┌─ Provided data
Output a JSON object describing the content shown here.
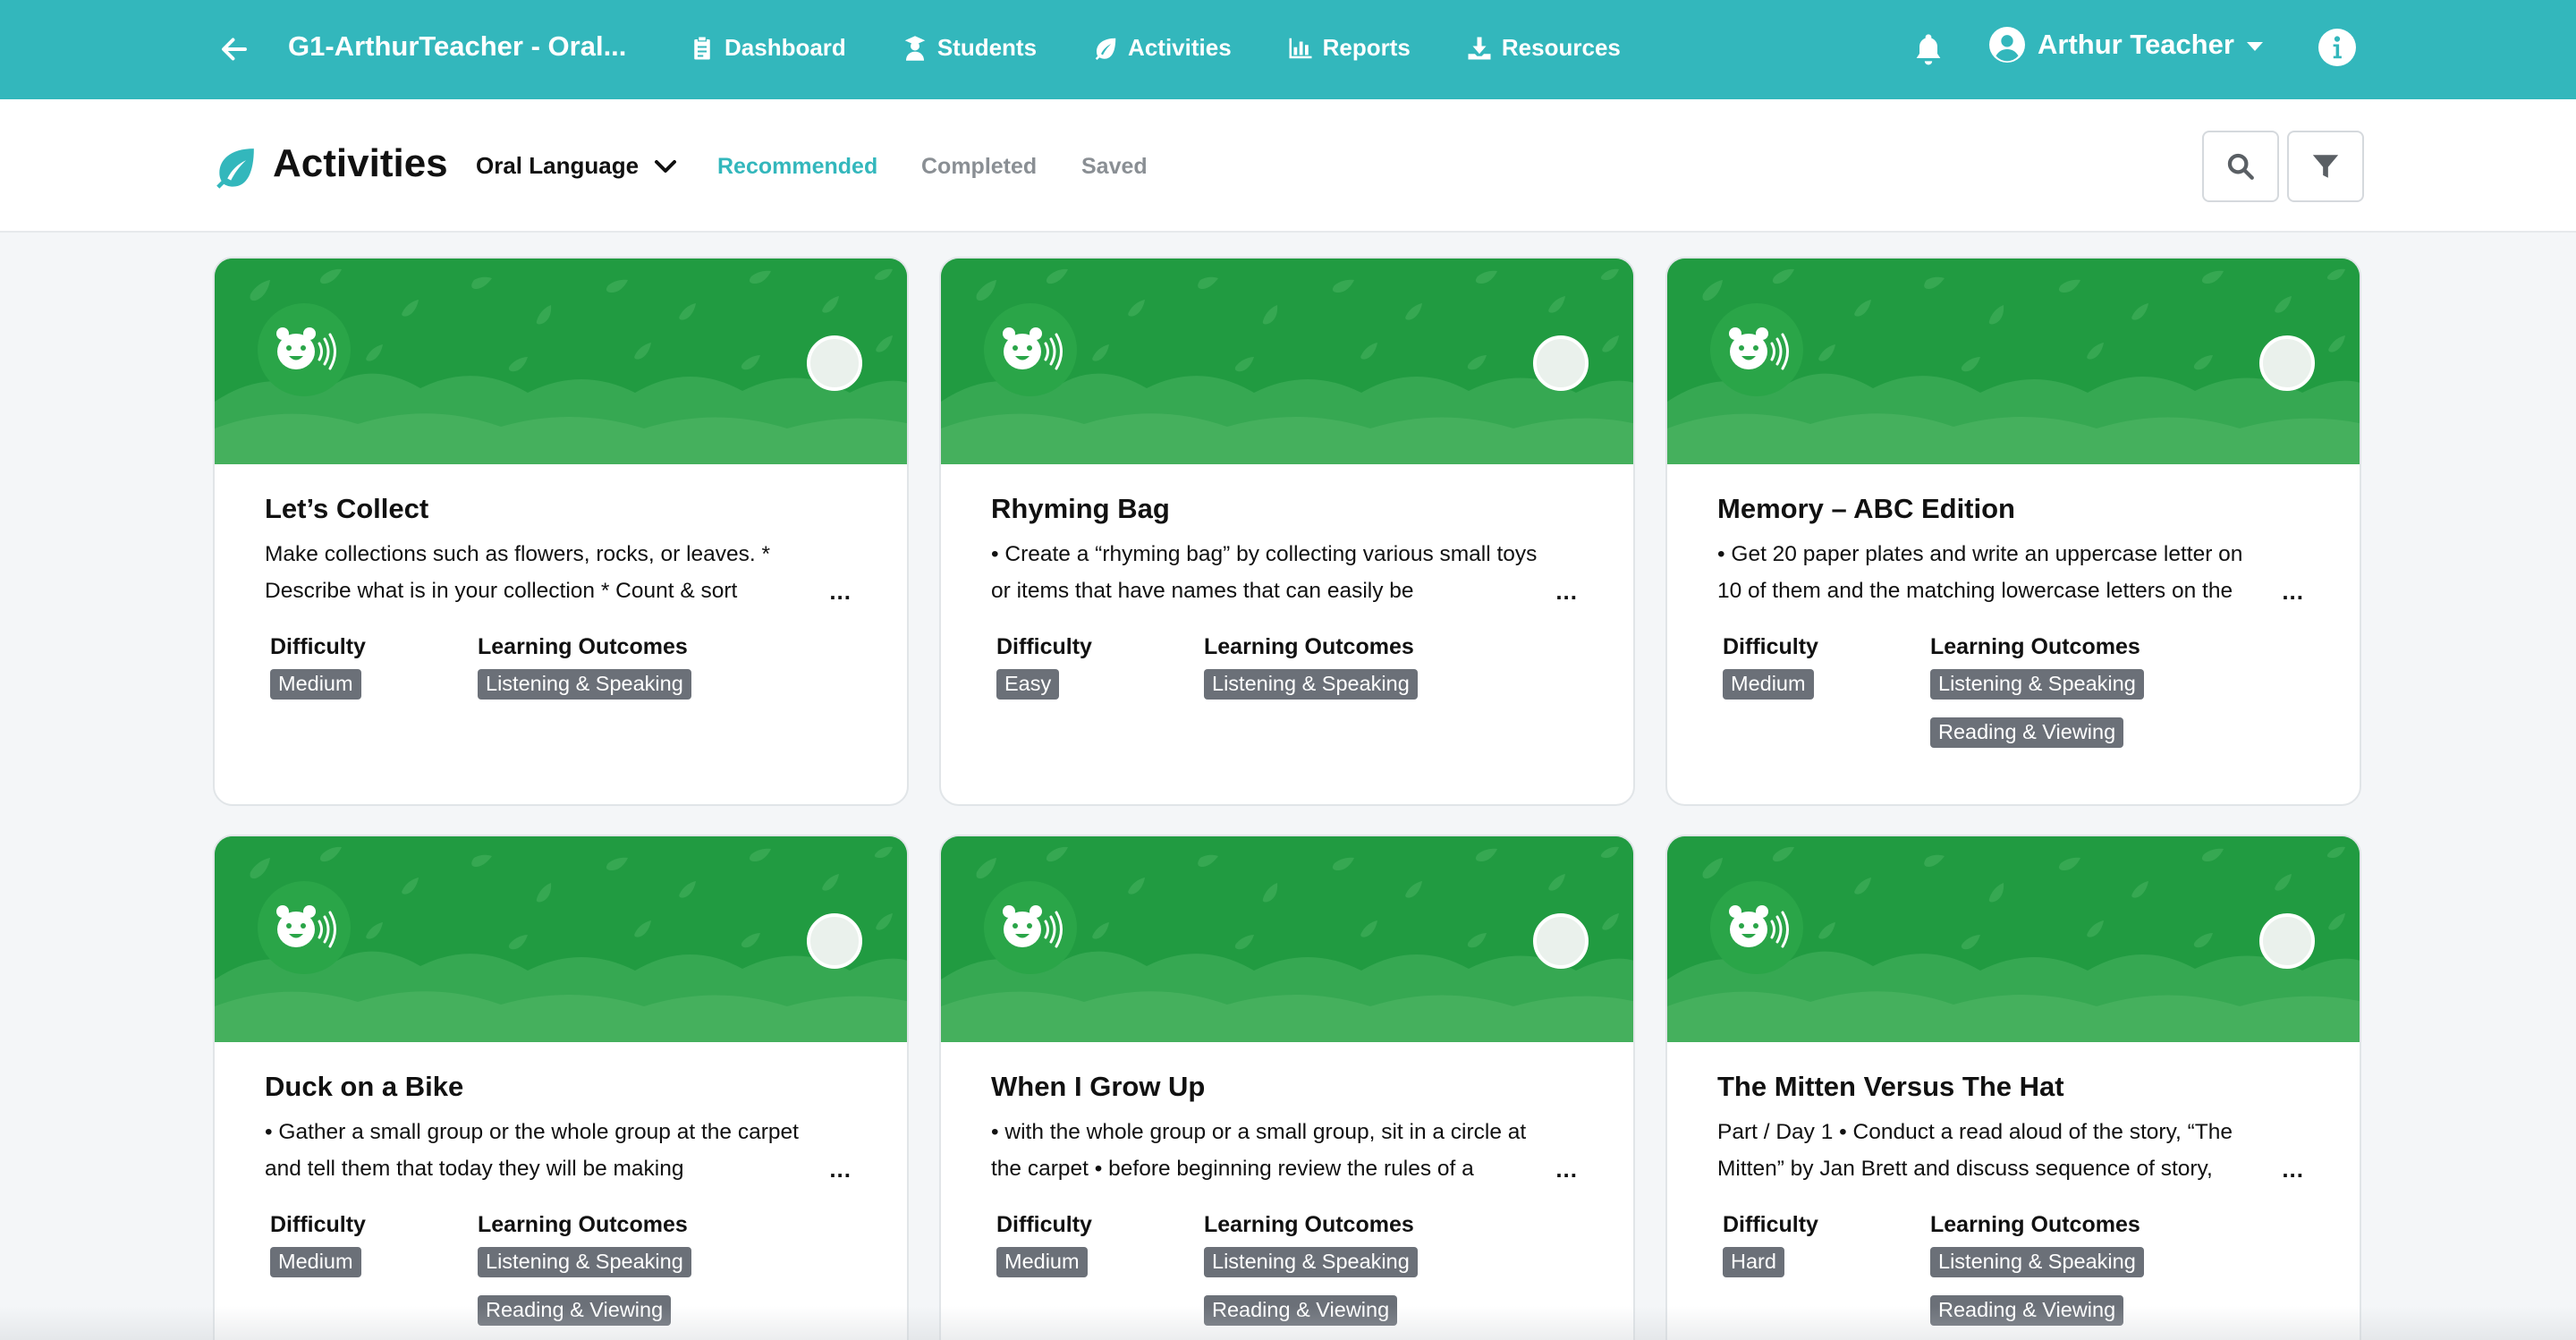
{
  "topbar": {
    "back_icon": "arrow-left-icon",
    "app_title": "G1-ArthurTeacher - Oral...",
    "nav": [
      {
        "label": "Dashboard",
        "icon": "clipboard-icon"
      },
      {
        "label": "Students",
        "icon": "students-icon"
      },
      {
        "label": "Activities",
        "icon": "leaf-icon"
      },
      {
        "label": "Reports",
        "icon": "bar-chart-icon"
      },
      {
        "label": "Resources",
        "icon": "download-icon"
      }
    ],
    "user_name": "Arthur Teacher",
    "bell_icon": "bell-icon",
    "info_icon": "info-icon",
    "color": "#33b7bc"
  },
  "subheader": {
    "title": "Activities",
    "subject_select": "Oral Language",
    "tabs": [
      {
        "label": "Recommended",
        "active": true
      },
      {
        "label": "Completed",
        "active": false
      },
      {
        "label": "Saved",
        "active": false
      }
    ],
    "search_icon": "search-icon",
    "filter_icon": "filter-icon"
  },
  "labels": {
    "difficulty": "Difficulty",
    "outcomes": "Learning Outcomes",
    "more": "..."
  },
  "cards": [
    {
      "title": "Let’s Collect",
      "description": "Make collections such as flowers, rocks, or leaves. * Describe what is in your collection * Count & sort",
      "difficulty": "Medium",
      "outcomes": [
        "Listening & Speaking"
      ]
    },
    {
      "title": "Rhyming Bag",
      "description": "• Create a “rhyming bag” by collecting various small toys or items that have names that can easily be",
      "difficulty": "Easy",
      "outcomes": [
        "Listening & Speaking"
      ]
    },
    {
      "title": "Memory – ABC Edition",
      "description": "• Get 20 paper plates and write an uppercase letter on 10 of them and the matching lowercase letters on the",
      "difficulty": "Medium",
      "outcomes": [
        "Listening & Speaking",
        "Reading & Viewing"
      ]
    },
    {
      "title": "Duck on a Bike",
      "description": "• Gather a small group or the whole group at the carpet and tell them that today they will be making",
      "difficulty": "Medium",
      "outcomes": [
        "Listening & Speaking",
        "Reading & Viewing"
      ]
    },
    {
      "title": "When I Grow Up",
      "description": "• with the whole group or a small group, sit in a circle at the carpet • before beginning review the rules of a",
      "difficulty": "Medium",
      "outcomes": [
        "Listening & Speaking",
        "Reading & Viewing"
      ]
    },
    {
      "title": "The Mitten Versus The Hat",
      "description": "Part / Day 1 • Conduct a read aloud of the story, “The Mitten” by Jan Brett and discuss sequence of story,",
      "difficulty": "Hard",
      "outcomes": [
        "Listening & Speaking",
        "Reading & Viewing"
      ]
    }
  ]
}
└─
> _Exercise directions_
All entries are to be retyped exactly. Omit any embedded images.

> _Task result_
Output a JSON object describing the content shown here.
{
  "topbar": {
    "back_icon": "arrow-left-icon",
    "app_title": "G1-ArthurTeacher - Oral...",
    "nav": [
      {
        "label": "Dashboard",
        "icon": "clipboard-icon"
      },
      {
        "label": "Students",
        "icon": "students-icon"
      },
      {
        "label": "Activities",
        "icon": "leaf-icon"
      },
      {
        "label": "Reports",
        "icon": "bar-chart-icon"
      },
      {
        "label": "Resources",
        "icon": "download-icon"
      }
    ],
    "user_name": "Arthur Teacher",
    "bell_icon": "bell-icon",
    "info_icon": "info-icon",
    "color": "#33b7bc"
  },
  "subheader": {
    "title": "Activities",
    "subject_select": "Oral Language",
    "tabs": [
      {
        "label": "Recommended",
        "active": true
      },
      {
        "label": "Completed",
        "active": false
      },
      {
        "label": "Saved",
        "active": false
      }
    ],
    "search_icon": "search-icon",
    "filter_icon": "filter-icon"
  },
  "labels": {
    "difficulty": "Difficulty",
    "outcomes": "Learning Outcomes",
    "more": "..."
  },
  "cards": [
    {
      "title": "Let’s Collect",
      "description": "Make collections such as flowers, rocks, or leaves. * Describe what is in your collection * Count & sort",
      "difficulty": "Medium",
      "outcomes": [
        "Listening & Speaking"
      ]
    },
    {
      "title": "Rhyming Bag",
      "description": "• Create a “rhyming bag” by collecting various small toys or items that have names that can easily be",
      "difficulty": "Easy",
      "outcomes": [
        "Listening & Speaking"
      ]
    },
    {
      "title": "Memory – ABC Edition",
      "description": "• Get 20 paper plates and write an uppercase letter on 10 of them and the matching lowercase letters on the",
      "difficulty": "Medium",
      "outcomes": [
        "Listening & Speaking",
        "Reading & Viewing"
      ]
    },
    {
      "title": "Duck on a Bike",
      "description": "• Gather a small group or the whole group at the carpet and tell them that today they will be making",
      "difficulty": "Medium",
      "outcomes": [
        "Listening & Speaking",
        "Reading & Viewing"
      ]
    },
    {
      "title": "When I Grow Up",
      "description": "• with the whole group or a small group, sit in a circle at the carpet • before beginning review the rules of a",
      "difficulty": "Medium",
      "outcomes": [
        "Listening & Speaking",
        "Reading & Viewing"
      ]
    },
    {
      "title": "The Mitten Versus The Hat",
      "description": "Part / Day 1 • Conduct a read aloud of the story, “The Mitten” by Jan Brett and discuss sequence of story,",
      "difficulty": "Hard",
      "outcomes": [
        "Listening & Speaking",
        "Reading & Viewing"
      ]
    }
  ]
}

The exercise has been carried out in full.